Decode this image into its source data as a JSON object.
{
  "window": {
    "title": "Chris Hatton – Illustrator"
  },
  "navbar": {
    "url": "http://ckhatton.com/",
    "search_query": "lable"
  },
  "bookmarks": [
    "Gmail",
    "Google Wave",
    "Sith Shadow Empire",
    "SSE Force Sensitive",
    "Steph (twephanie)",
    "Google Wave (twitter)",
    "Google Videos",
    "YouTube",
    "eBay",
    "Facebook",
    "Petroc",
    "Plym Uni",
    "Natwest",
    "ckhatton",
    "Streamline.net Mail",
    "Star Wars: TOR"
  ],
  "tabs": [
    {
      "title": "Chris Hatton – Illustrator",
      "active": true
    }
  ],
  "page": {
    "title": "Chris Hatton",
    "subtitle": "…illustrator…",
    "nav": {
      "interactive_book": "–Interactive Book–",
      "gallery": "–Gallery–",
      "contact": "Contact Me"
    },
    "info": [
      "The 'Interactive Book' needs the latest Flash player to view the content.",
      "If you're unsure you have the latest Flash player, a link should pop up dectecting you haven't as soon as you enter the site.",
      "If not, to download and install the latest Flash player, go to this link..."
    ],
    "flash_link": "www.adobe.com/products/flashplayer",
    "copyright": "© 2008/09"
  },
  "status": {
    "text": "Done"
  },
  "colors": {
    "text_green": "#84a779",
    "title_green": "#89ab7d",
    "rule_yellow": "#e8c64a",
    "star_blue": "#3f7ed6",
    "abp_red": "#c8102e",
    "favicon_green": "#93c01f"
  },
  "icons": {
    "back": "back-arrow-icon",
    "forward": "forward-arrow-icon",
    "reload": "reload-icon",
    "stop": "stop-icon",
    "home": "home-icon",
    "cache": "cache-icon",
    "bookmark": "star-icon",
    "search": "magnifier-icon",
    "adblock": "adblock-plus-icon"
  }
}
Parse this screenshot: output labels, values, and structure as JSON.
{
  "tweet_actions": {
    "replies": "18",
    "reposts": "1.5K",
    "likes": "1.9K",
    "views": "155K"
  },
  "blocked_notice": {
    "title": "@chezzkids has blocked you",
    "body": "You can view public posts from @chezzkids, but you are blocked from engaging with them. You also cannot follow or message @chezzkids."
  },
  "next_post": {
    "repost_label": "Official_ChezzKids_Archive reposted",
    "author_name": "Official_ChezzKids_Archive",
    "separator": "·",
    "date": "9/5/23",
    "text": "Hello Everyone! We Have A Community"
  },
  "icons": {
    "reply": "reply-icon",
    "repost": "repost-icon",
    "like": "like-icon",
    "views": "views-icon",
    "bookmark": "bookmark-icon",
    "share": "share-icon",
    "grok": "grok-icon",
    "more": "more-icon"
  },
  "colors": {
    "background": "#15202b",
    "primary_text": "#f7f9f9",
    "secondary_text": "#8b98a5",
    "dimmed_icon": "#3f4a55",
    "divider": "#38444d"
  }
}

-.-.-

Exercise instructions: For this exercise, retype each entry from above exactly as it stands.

Output:
Decode this image into its source data as a JSON object.
{
  "window": {
    "title": "Chris Hatton – Illustrator"
  },
  "navbar": {
    "url": "http://ckhatton.com/",
    "search_query": "lable"
  },
  "bookmarks": [
    "Gmail",
    "Google Wave",
    "Sith Shadow Empire",
    "SSE Force Sensitive",
    "Steph (twephanie)",
    "Google Wave (twitter)",
    "Google Videos",
    "YouTube",
    "eBay",
    "Facebook",
    "Petroc",
    "Plym Uni",
    "Natwest",
    "ckhatton",
    "Streamline.net Mail",
    "Star Wars: TOR"
  ],
  "tabs": [
    {
      "title": "Chris Hatton – Illustrator",
      "active": true
    }
  ],
  "page": {
    "title": "Chris Hatton",
    "subtitle": "…illustrator…",
    "nav": {
      "interactive_book": "–Interactive Book–",
      "gallery": "–Gallery–",
      "contact": "Contact Me"
    },
    "info": [
      "The 'Interactive Book' needs the latest Flash player to view the content.",
      "If you're unsure you have the latest Flash player, a link should pop up dectecting you haven't as soon as you enter the site.",
      "If not, to download and install the latest Flash player, go to this link..."
    ],
    "flash_link": "www.adobe.com/products/flashplayer",
    "copyright": "© 2008/09"
  },
  "status": {
    "text": "Done"
  },
  "colors": {
    "text_green": "#84a779",
    "title_green": "#89ab7d",
    "rule_yellow": "#e8c64a",
    "star_blue": "#3f7ed6",
    "abp_red": "#c8102e",
    "favicon_green": "#93c01f"
  },
  "icons": {
    "back": "back-arrow-icon",
    "forward": "forward-arrow-icon",
    "reload": "reload-icon",
    "stop": "stop-icon",
    "home": "home-icon",
    "cache": "cache-icon",
    "bookmark": "star-icon",
    "search": "magnifier-icon",
    "adblock": "adblock-plus-icon"
  }
}
Parse this screenshot: output labels, values, and structure as JSON.
{
  "tweet_actions": {
    "replies": "18",
    "reposts": "1.5K",
    "likes": "1.9K",
    "views": "155K"
  },
  "blocked_notice": {
    "title": "@chezzkids has blocked you",
    "body": "You can view public posts from @chezzkids, but you are blocked from engaging with them. You also cannot follow or message @chezzkids."
  },
  "next_post": {
    "repost_label": "Official_ChezzKids_Archive reposted",
    "author_name": "Official_ChezzKids_Archive",
    "separator": "·",
    "date": "9/5/23",
    "text": "Hello Everyone! We Have A Community"
  },
  "icons": {
    "reply": "reply-icon",
    "repost": "repost-icon",
    "like": "like-icon",
    "views": "views-icon",
    "bookmark": "bookmark-icon",
    "share": "share-icon",
    "grok": "grok-icon",
    "more": "more-icon"
  },
  "colors": {
    "background": "#15202b",
    "primary_text": "#f7f9f9",
    "secondary_text": "#8b98a5",
    "dimmed_icon": "#3f4a55",
    "divider": "#38444d"
  }
}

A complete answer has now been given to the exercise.